Upon my return from Philada, I found your favor of the 17th of May at this place. For your kind intention to make me a visit, I thank you, & shall always be glad to see you when it is convenient. With respect to the other matters mentioned in your letter, all that business is now in the hands of the Honorable Mr John Mercer, by a decree of the high Court of Chancery of this State. I have nothing therefore to do with the settlement of accounts, transferences of Lands &ca. It is possible, tho’ even of this I am not certain, that under the former power of Attorney & decree of the Court, it may be necessary for me to sign the Deeds for such Lotts as were not conveyed at the time of sale; but before I do this, it must be certified to me by Mr Mercer, that the terms of sale are complied with, & that it is proper for me to do so. This, as I have long declined acting upon the affairs of Colo. Geo: Mercer & his Mortgages, is necessary for my own justification.1

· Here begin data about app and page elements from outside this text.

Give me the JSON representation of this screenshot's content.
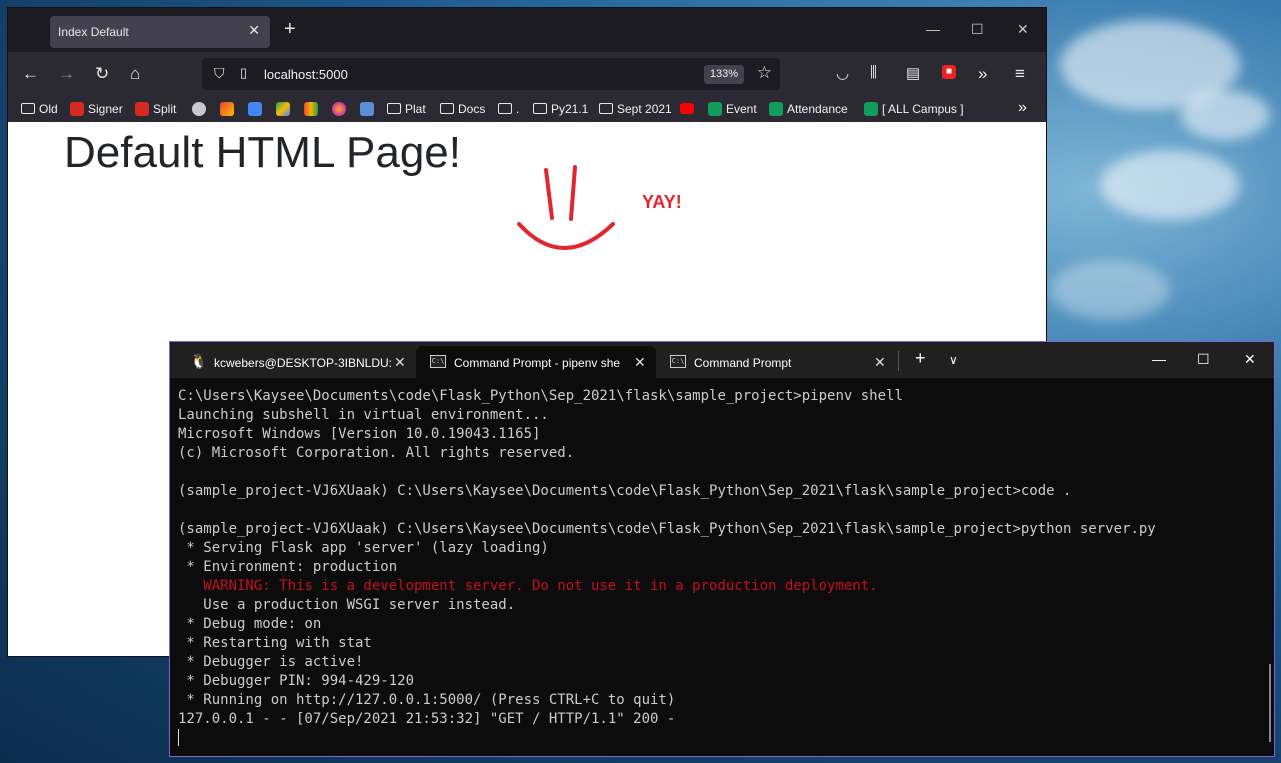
{
  "browser": {
    "tab_title": "Index Default",
    "url": "localhost:5000",
    "zoom": "133%",
    "bookmarks": [
      {
        "label": "Old",
        "icon": "folder-icon"
      },
      {
        "label": "Signer",
        "icon": "acrobat-icon"
      },
      {
        "label": "Split",
        "icon": "acrobat-icon"
      },
      {
        "label": "",
        "icon": "cloud-icon"
      },
      {
        "label": "",
        "icon": "gmail-icon"
      },
      {
        "label": "",
        "icon": "calendar-icon"
      },
      {
        "label": "",
        "icon": "drive-icon"
      },
      {
        "label": "",
        "icon": "meet-icon"
      },
      {
        "label": "",
        "icon": "circle-icon"
      },
      {
        "label": "",
        "icon": "torii-icon"
      },
      {
        "label": "Plat",
        "icon": "folder-icon"
      },
      {
        "label": "Docs",
        "icon": "folder-icon"
      },
      {
        "label": ".",
        "icon": "folder-icon"
      },
      {
        "label": "Py21.1",
        "icon": "folder-icon"
      },
      {
        "label": "Sept 2021",
        "icon": "folder-icon"
      },
      {
        "label": "",
        "icon": "youtube-icon"
      },
      {
        "label": "Event",
        "icon": "sheets-icon"
      },
      {
        "label": "Attendance",
        "icon": "sheets-icon"
      },
      {
        "label": "[ ALL Campus ]",
        "icon": "sheets-icon"
      }
    ]
  },
  "page": {
    "heading": "Default HTML Page!",
    "yay": "YAY!"
  },
  "terminal": {
    "tabs": [
      {
        "label": "kcwebers@DESKTOP-3IBNLDU:",
        "icon": "linux-penguin-icon"
      },
      {
        "label": "Command Prompt - pipenv  she",
        "icon": "cmd-icon"
      },
      {
        "label": "Command Prompt",
        "icon": "cmd-icon"
      }
    ],
    "lines": [
      "C:\\Users\\Kaysee\\Documents\\code\\Flask_Python\\Sep_2021\\flask\\sample_project>pipenv shell",
      "Launching subshell in virtual environment...",
      "Microsoft Windows [Version 10.0.19043.1165]",
      "(c) Microsoft Corporation. All rights reserved.",
      "",
      "(sample_project-VJ6XUaak) C:\\Users\\Kaysee\\Documents\\code\\Flask_Python\\Sep_2021\\flask\\sample_project>code .",
      "",
      "(sample_project-VJ6XUaak) C:\\Users\\Kaysee\\Documents\\code\\Flask_Python\\Sep_2021\\flask\\sample_project>python server.py",
      " * Serving Flask app 'server' (lazy loading)",
      " * Environment: production",
      "   WARNING: This is a development server. Do not use it in a production deployment.",
      "   Use a production WSGI server instead.",
      " * Debug mode: on",
      " * Restarting with stat",
      " * Debugger is active!",
      " * Debugger PIN: 994-429-120",
      " * Running on http://127.0.0.1:5000/ (Press CTRL+C to quit)",
      "127.0.0.1 - - [07/Sep/2021 21:53:32] \"GET / HTTP/1.1\" 200 -"
    ],
    "warning_line_index": 10,
    "colors": {
      "warning": "#c50f1f",
      "text": "#cccccc",
      "background": "#0c0c0c"
    }
  }
}
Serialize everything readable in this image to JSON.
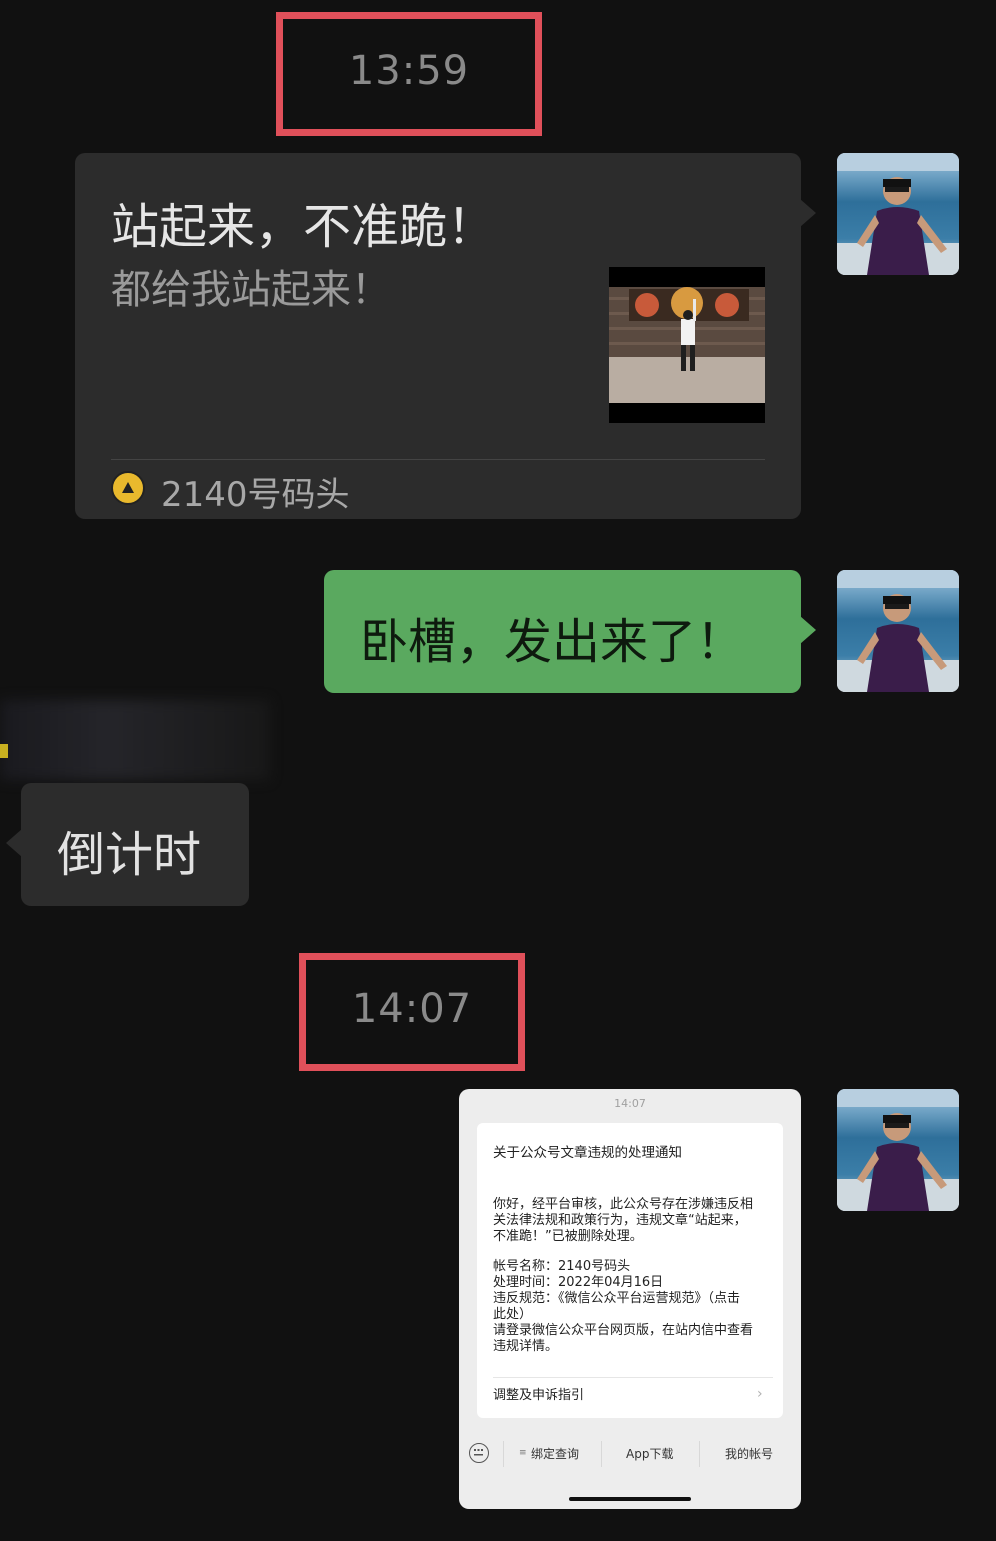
{
  "timestamps": {
    "first": "13:59",
    "second": "14:07"
  },
  "article_card": {
    "title": "站起来，不准跪！",
    "subtitle": "都给我站起来！",
    "source": "2140号码头"
  },
  "messages": {
    "sent_text": "卧槽，发出来了！",
    "received_text": "倒计时"
  },
  "notice": {
    "time": "14:07",
    "title": "关于公众号文章违规的处理通知",
    "body_lines": [
      "你好，经平台审核，此公众号存在涉嫌违反相",
      "关法律法规和政策行为，违规文章“站起来，",
      "不准跪！”已被删除处理。"
    ],
    "detail_lines": [
      "帐号名称：2140号码头",
      "处理时间：2022年04月16日",
      "违反规范：《微信公众平台运营规范》（点击",
      "此处）",
      "请登录微信公众平台网页版，在站内信中查看",
      "违规详情。"
    ],
    "guide_link": "调整及申诉指引",
    "menu": [
      "绑定查询",
      "App下载",
      "我的帐号"
    ]
  },
  "colors": {
    "background": "#111111",
    "bubble_gray": "#2c2c2c",
    "bubble_green": "#5aa95f",
    "highlight_red": "#e0505a"
  }
}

Whatever Mr James Mercer may have promised respecting the payment of his Brother’s Debt to you, I know not; but think there must have been a misconception with respect to my doing it; further than saying it was reasonable it shou’d be so & ought to be allowed. All I had to do in the matter, under the decree of the Court was to sell the Estate—the amount of which was to be subject to a future decree. If £12,500 was sufficient to discharge the several Mortgages upon it, the overplus undoubtedly would be subjected to the payment of all just claims against Colo. Mercer—but how this matter really is, I know not. The moment I found I could no longer discharge the duties of the power under which I acted, I wrote to Colo. Tayloe (the other Attorney) to take the business wholly upon himself as I should no longer act, or consider myself responsible for the management of the Trust.
I shall, as soon as I can make it convenient, divide the Lotts I bought at Mr Mercers sale, into proper sized Tenements, & let them for a term of years to those who will give the highest annual rent, when a day shall be fixed for that purpose.2 if any persons should be making enquiries of you respecting them, you will be pleased to give them this information. I am Dr Sir &c.
1. For Snickers’s interest in the former property of George Mercer, see notes 1 and 3, Snickers to GW, 17 May. See also GW to Francis Lightfoot Lee and Ralph Wormeley, Jr., 20 June 1784.
2. For the land GW bought at George Mercer’s sale in 1774, see particularly Snickers to GW, 17 May, n.1; GW to Francis Lightfoot Lee and Ralph Wormeley, Jr., 20 June, and notes; and GW to James Mercer, 18 Mar. 1789, n.4. The two lots on Four Mile Run were 378 acres and 790 acres.